*** Data for processing ***
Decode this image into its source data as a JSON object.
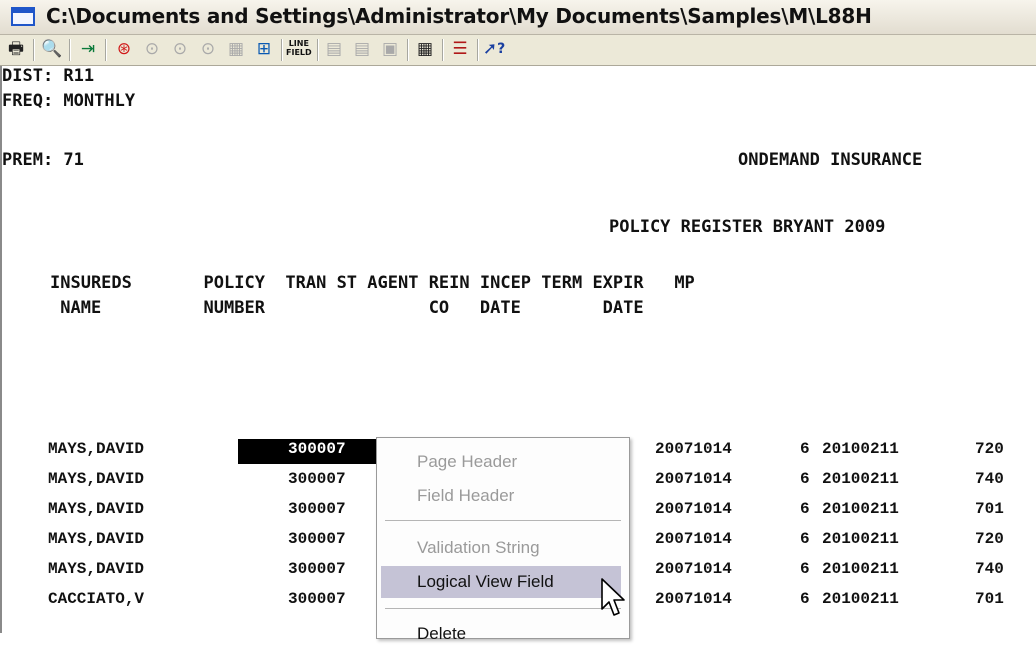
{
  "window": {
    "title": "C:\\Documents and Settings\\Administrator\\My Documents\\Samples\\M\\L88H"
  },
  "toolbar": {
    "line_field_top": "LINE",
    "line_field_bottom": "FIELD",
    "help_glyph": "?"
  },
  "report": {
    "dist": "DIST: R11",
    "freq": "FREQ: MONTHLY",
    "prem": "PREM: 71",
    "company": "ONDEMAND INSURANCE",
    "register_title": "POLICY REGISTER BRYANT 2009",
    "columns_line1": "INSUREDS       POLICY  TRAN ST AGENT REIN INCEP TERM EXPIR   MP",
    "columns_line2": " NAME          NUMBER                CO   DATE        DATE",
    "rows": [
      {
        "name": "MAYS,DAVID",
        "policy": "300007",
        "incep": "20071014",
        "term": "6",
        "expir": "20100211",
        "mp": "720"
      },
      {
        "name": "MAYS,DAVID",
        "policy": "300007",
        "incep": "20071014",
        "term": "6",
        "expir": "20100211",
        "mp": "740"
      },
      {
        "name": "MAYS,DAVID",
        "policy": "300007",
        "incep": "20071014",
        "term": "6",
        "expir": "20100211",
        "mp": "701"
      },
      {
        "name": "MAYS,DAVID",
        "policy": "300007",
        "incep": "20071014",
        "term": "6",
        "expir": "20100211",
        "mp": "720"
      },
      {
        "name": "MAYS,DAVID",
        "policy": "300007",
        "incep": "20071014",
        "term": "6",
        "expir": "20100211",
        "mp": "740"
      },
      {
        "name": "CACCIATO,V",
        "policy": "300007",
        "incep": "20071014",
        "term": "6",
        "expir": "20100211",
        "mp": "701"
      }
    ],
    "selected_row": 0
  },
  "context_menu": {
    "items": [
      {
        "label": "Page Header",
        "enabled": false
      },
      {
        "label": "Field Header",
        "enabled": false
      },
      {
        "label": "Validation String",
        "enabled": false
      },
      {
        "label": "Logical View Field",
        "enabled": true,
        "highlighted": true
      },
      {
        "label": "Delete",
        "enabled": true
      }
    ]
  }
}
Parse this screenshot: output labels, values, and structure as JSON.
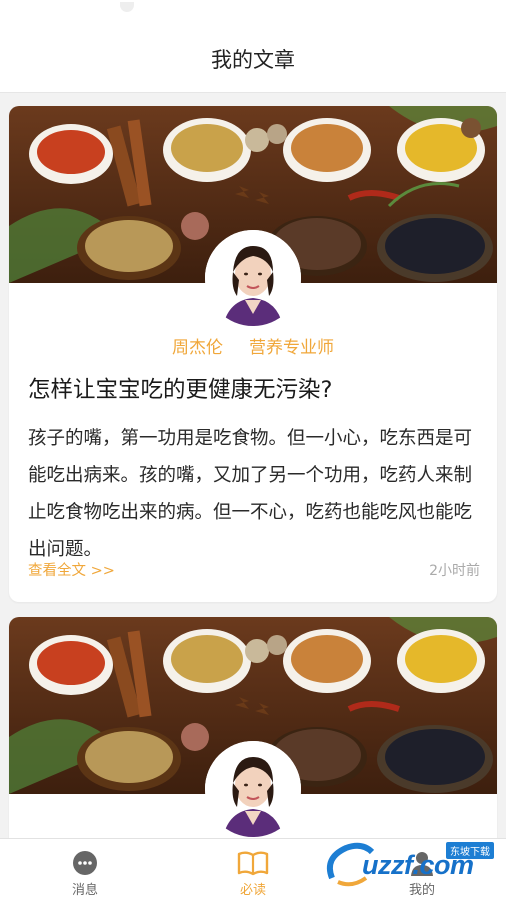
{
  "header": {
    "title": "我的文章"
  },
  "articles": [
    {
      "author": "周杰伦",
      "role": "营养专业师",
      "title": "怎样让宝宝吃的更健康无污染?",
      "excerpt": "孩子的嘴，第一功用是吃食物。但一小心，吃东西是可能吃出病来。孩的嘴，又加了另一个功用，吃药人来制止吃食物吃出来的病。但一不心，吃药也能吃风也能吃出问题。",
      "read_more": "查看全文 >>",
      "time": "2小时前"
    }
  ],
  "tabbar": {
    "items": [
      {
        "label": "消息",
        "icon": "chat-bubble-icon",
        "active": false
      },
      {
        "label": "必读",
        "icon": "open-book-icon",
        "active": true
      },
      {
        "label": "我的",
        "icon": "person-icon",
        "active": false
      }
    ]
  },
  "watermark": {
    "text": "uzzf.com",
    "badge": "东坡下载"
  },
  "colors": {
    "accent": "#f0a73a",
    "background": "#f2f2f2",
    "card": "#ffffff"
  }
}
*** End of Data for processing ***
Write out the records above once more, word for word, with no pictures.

Decode this image into its source data as a JSON object.
{
  "window": {
    "title": "C:\\Documents and Settings\\Administrator\\My Documents\\Samples\\M\\L88H"
  },
  "toolbar": {
    "line_field_top": "LINE",
    "line_field_bottom": "FIELD",
    "help_glyph": "?"
  },
  "report": {
    "dist": "DIST: R11",
    "freq": "FREQ: MONTHLY",
    "prem": "PREM: 71",
    "company": "ONDEMAND INSURANCE",
    "register_title": "POLICY REGISTER BRYANT 2009",
    "columns_line1": "INSUREDS       POLICY  TRAN ST AGENT REIN INCEP TERM EXPIR   MP",
    "columns_line2": " NAME          NUMBER                CO   DATE        DATE",
    "rows": [
      {
        "name": "MAYS,DAVID",
        "policy": "300007",
        "incep": "20071014",
        "term": "6",
        "expir": "20100211",
        "mp": "720"
      },
      {
        "name": "MAYS,DAVID",
        "policy": "300007",
        "incep": "20071014",
        "term": "6",
        "expir": "20100211",
        "mp": "740"
      },
      {
        "name": "MAYS,DAVID",
        "policy": "300007",
        "incep": "20071014",
        "term": "6",
        "expir": "20100211",
        "mp": "701"
      },
      {
        "name": "MAYS,DAVID",
        "policy": "300007",
        "incep": "20071014",
        "term": "6",
        "expir": "20100211",
        "mp": "720"
      },
      {
        "name": "MAYS,DAVID",
        "policy": "300007",
        "incep": "20071014",
        "term": "6",
        "expir": "20100211",
        "mp": "740"
      },
      {
        "name": "CACCIATO,V",
        "policy": "300007",
        "incep": "20071014",
        "term": "6",
        "expir": "20100211",
        "mp": "701"
      }
    ],
    "selected_row": 0
  },
  "context_menu": {
    "items": [
      {
        "label": "Page Header",
        "enabled": false
      },
      {
        "label": "Field Header",
        "enabled": false
      },
      {
        "label": "Validation String",
        "enabled": false
      },
      {
        "label": "Logical View Field",
        "enabled": true,
        "highlighted": true
      },
      {
        "label": "Delete",
        "enabled": true
      }
    ]
  }
}
Parse this screenshot: output labels, values, and structure as JSON.
{
  "header": {
    "title": "我的文章"
  },
  "articles": [
    {
      "author": "周杰伦",
      "role": "营养专业师",
      "title": "怎样让宝宝吃的更健康无污染?",
      "excerpt": "孩子的嘴，第一功用是吃食物。但一小心，吃东西是可能吃出病来。孩的嘴，又加了另一个功用，吃药人来制止吃食物吃出来的病。但一不心，吃药也能吃风也能吃出问题。",
      "read_more": "查看全文 >>",
      "time": "2小时前"
    }
  ],
  "tabbar": {
    "items": [
      {
        "label": "消息",
        "icon": "chat-bubble-icon",
        "active": false
      },
      {
        "label": "必读",
        "icon": "open-book-icon",
        "active": true
      },
      {
        "label": "我的",
        "icon": "person-icon",
        "active": false
      }
    ]
  },
  "watermark": {
    "text": "uzzf.com",
    "badge": "东坡下载"
  },
  "colors": {
    "accent": "#f0a73a",
    "background": "#f2f2f2",
    "card": "#ffffff"
  }
}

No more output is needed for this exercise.